→ **Work task**:
Every line of the entries below that mentions "Využití" is to be copied out.

########################################

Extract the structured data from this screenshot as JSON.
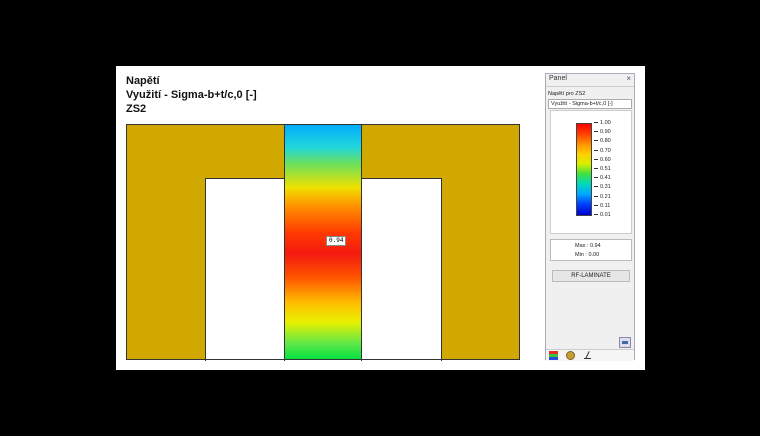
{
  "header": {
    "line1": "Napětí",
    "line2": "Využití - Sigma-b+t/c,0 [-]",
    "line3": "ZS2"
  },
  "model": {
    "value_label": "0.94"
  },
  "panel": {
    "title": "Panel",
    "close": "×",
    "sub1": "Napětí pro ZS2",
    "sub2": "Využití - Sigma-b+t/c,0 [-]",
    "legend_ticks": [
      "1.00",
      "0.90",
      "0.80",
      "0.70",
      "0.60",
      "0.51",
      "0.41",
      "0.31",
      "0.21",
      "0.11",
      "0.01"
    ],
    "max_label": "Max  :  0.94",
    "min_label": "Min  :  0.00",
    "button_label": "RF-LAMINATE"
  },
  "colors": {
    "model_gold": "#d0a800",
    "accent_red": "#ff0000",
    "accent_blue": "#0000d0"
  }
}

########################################

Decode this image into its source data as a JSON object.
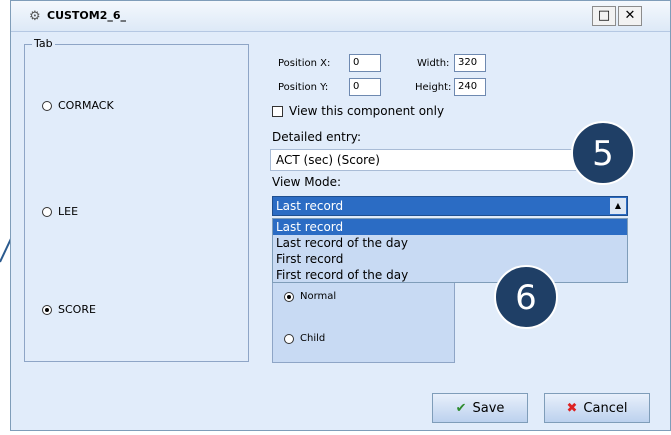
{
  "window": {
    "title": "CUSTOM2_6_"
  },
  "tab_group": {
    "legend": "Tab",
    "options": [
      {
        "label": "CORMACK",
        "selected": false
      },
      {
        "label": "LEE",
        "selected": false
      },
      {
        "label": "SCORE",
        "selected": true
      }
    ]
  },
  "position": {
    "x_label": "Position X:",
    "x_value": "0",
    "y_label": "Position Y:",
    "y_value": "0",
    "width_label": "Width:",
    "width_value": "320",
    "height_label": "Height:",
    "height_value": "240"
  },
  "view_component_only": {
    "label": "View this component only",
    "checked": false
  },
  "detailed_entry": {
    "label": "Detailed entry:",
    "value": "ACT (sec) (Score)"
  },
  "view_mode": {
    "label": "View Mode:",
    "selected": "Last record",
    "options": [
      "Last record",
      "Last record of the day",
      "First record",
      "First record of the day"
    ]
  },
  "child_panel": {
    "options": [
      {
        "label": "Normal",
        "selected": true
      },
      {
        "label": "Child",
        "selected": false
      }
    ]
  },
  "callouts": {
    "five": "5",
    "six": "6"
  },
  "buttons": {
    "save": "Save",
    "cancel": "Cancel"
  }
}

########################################

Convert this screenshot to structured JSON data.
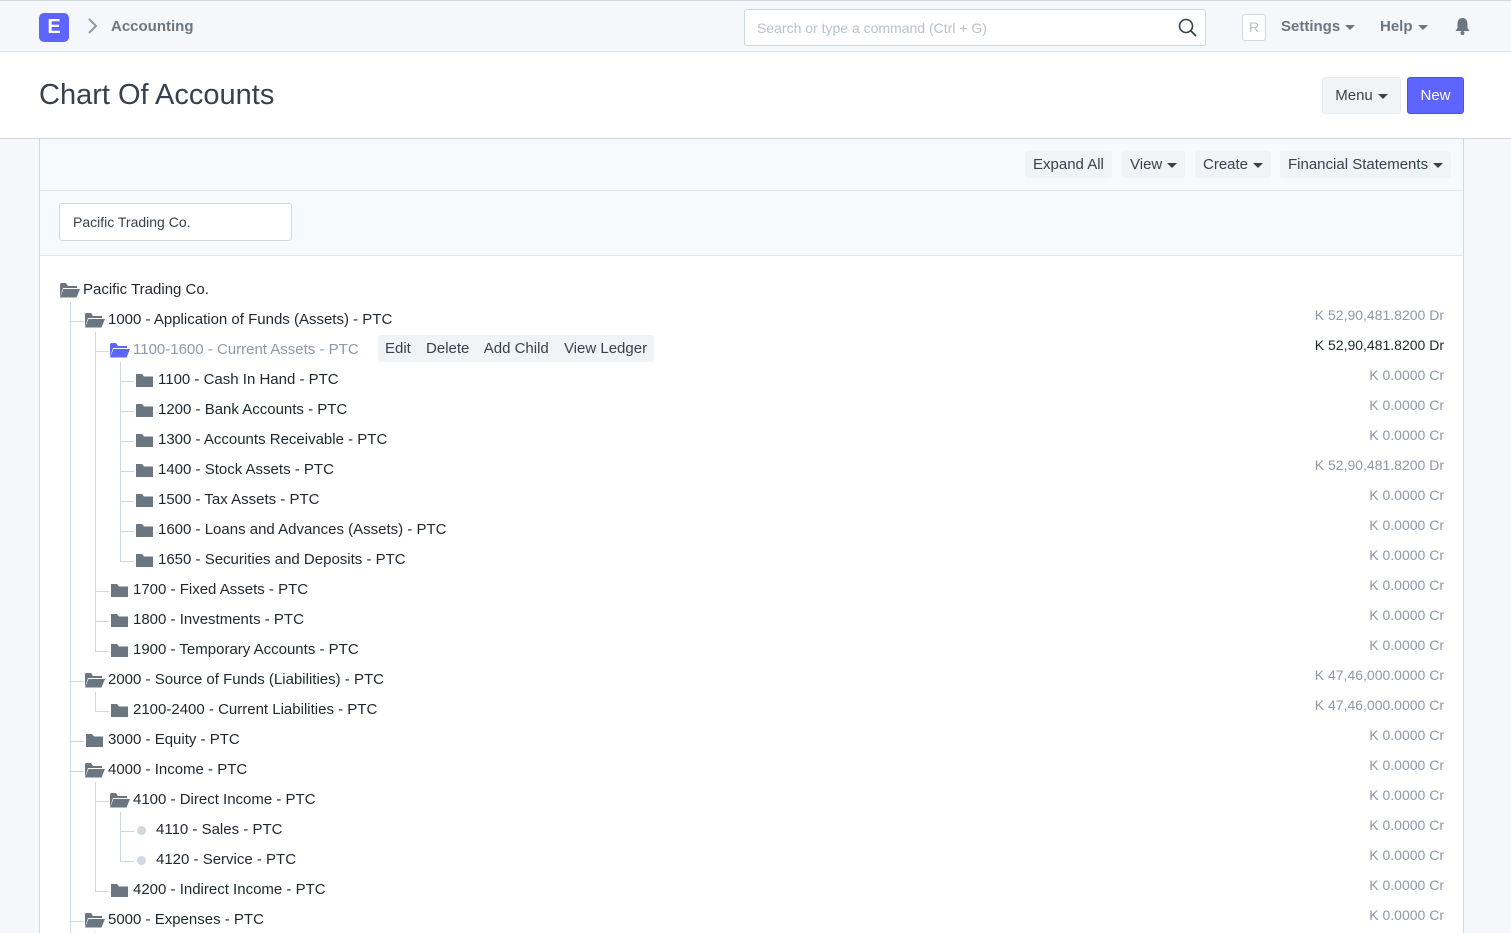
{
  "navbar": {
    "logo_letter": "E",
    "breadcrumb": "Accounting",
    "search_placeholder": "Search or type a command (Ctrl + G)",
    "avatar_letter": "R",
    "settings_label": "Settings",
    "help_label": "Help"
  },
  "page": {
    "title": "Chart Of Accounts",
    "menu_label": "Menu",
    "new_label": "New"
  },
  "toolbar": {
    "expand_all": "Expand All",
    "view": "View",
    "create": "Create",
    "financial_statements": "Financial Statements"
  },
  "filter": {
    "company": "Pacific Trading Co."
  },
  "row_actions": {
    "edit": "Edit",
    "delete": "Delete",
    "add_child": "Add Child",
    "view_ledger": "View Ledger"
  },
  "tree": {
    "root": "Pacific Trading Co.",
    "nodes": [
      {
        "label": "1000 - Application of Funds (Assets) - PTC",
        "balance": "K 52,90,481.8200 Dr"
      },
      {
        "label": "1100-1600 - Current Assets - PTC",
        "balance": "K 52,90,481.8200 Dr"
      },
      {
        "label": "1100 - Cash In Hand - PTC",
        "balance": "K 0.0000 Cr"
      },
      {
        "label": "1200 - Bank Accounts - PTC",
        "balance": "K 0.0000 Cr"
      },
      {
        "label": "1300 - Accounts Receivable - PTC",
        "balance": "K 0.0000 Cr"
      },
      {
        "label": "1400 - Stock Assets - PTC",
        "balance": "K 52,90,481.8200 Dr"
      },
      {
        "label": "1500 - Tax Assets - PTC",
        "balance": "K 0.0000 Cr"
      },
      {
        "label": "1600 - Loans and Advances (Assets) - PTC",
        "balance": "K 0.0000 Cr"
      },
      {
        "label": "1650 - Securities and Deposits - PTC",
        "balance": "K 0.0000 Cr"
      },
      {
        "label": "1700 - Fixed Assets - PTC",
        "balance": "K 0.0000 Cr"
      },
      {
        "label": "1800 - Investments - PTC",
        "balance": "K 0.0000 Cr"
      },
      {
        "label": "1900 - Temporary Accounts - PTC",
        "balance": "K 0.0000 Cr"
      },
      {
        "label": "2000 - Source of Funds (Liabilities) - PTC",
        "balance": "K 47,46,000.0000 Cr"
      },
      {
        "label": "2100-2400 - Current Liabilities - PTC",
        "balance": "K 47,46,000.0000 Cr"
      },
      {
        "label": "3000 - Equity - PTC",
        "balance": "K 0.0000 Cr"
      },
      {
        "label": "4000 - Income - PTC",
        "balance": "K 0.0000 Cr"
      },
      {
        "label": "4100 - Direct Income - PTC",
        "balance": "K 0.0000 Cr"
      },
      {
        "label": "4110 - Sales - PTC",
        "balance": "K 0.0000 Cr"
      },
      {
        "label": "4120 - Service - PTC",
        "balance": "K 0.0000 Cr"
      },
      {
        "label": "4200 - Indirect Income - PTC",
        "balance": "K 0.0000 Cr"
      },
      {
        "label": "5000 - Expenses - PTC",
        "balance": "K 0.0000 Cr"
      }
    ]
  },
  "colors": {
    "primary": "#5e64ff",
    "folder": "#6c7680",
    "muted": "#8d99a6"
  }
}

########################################

→ **Task response**:
    "line2": "Využití - Sigma-b+t/c,0 [-]",
    "sub2": "Využití - Sigma-b+t/c,0 [-]",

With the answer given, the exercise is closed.